Tag: John Williams

June 22, 2009 / / Main Slate

The Long Goodbye – 1973 – Dir. Robert Altman

The late, great Robert Altman once again lends his distinctive, experimental style to what has come to be regarded as this definitive interpretation of Raymond Chandler’s The Long Goodbye. It’s a winner!  Thirty-six this year, the film still plays as fresh and as contemporary as it did the year it was made.  The tale of a double murder and the unfortunate detective who gets dragged, kicking and screaming, into the thick of it is filled with a permeating cynicism, underhanded absurdities and shattering acts of violence.  Crime author Raymond Chandler, like his contemporaries Dashiell Hammett and Ross McDonald, created glamorous worlds of danger and intrigue where a usually hapless, albeit decent guy, finds himself way over his head in the soup. Here, Chandler’s anti-hero, Phillip Marlowe, is helmed by the underrated Elliott Gould. A huge star in the 60s and 70s (Bob and Carol and Ted and Alice, M.A.S.H.), Gould brings a bizarrely effortless spin to a  role played in more traditional ways by everyone from Bogart to James Garner.  His dopey, befuddled schmuck look assists him ably in Altman’s clever conceit of placing a 1950s-style detective into a 1970s-style world.  It is as if this “Rip van Marlowe”, waking from a long slumber, has been transported via some private eye time tunnel twenty years into the future — a future he does not understand and is more than a little bit lost in.

December 10, 2008 / / Film Notes

Indiana Jones and the Last Crusade – 1989 – dir. Steven Spielberg

Sean Connery.

Harrison Ford is in this movie too, but Indy for the first time takes a backseat to a character that is even more engaging than he is: his father.
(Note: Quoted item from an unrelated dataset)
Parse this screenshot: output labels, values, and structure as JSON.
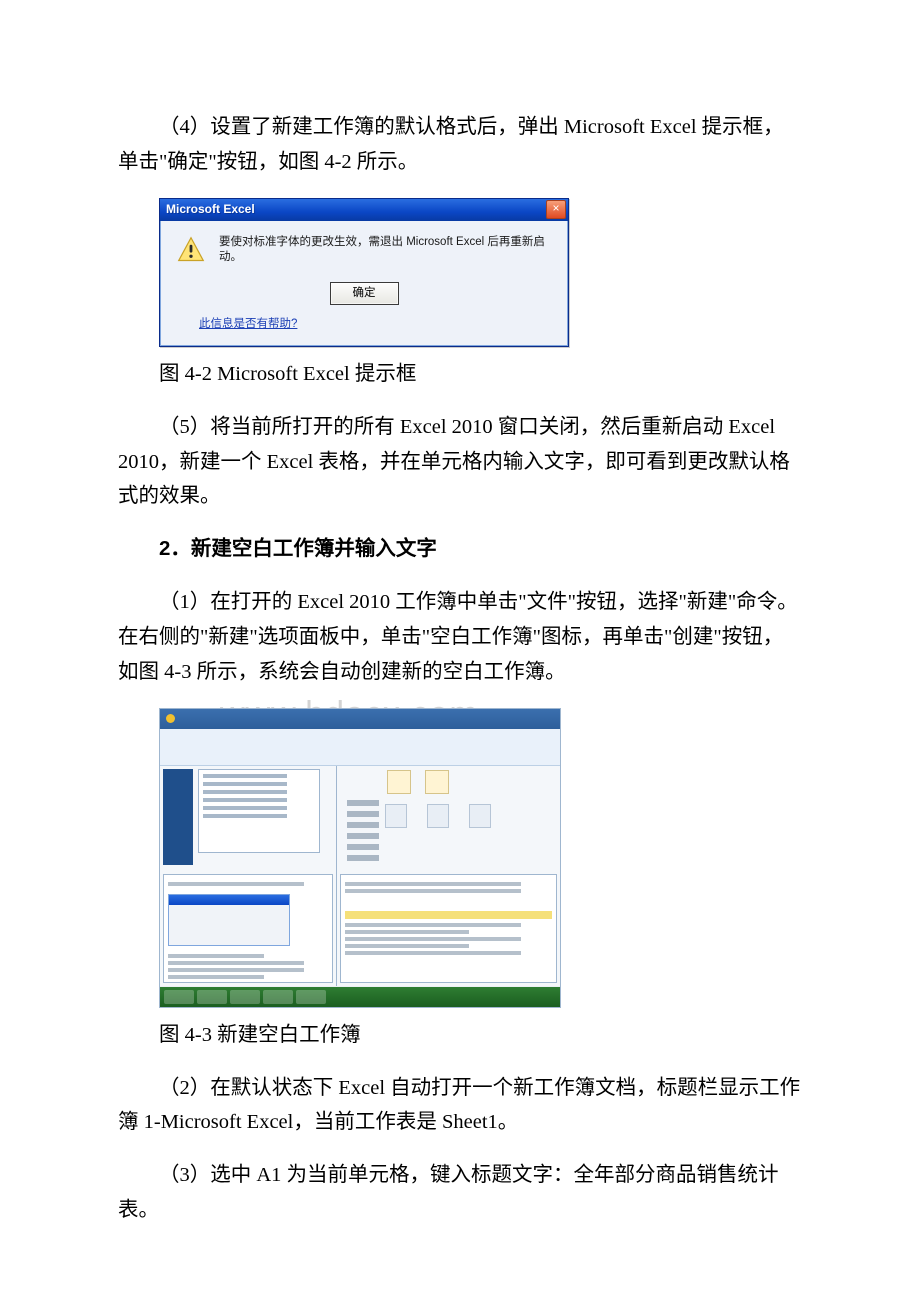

A public left scratching their heads at the significance of Shiva Lingas identified far more readily with the lure of the Holy Grail.  “Every man’s dream,” indeed.

Of course, the Holy Grail is a metaphor, and while it makes a physical appearance in this film, it stands for tempered wisdom, responsibility, and courage.  Marcus Brody (Denholm Elliott) says, “The search for the Grail is the search for the divine in all of us.”  Indiana Jones, as he walks the breath, word, and path of God, demonstrates his humility, his wisdom, and his bravery.  In short, Indiana must prove himself heroic to be worthy of the grail.  Certainly, so must we all.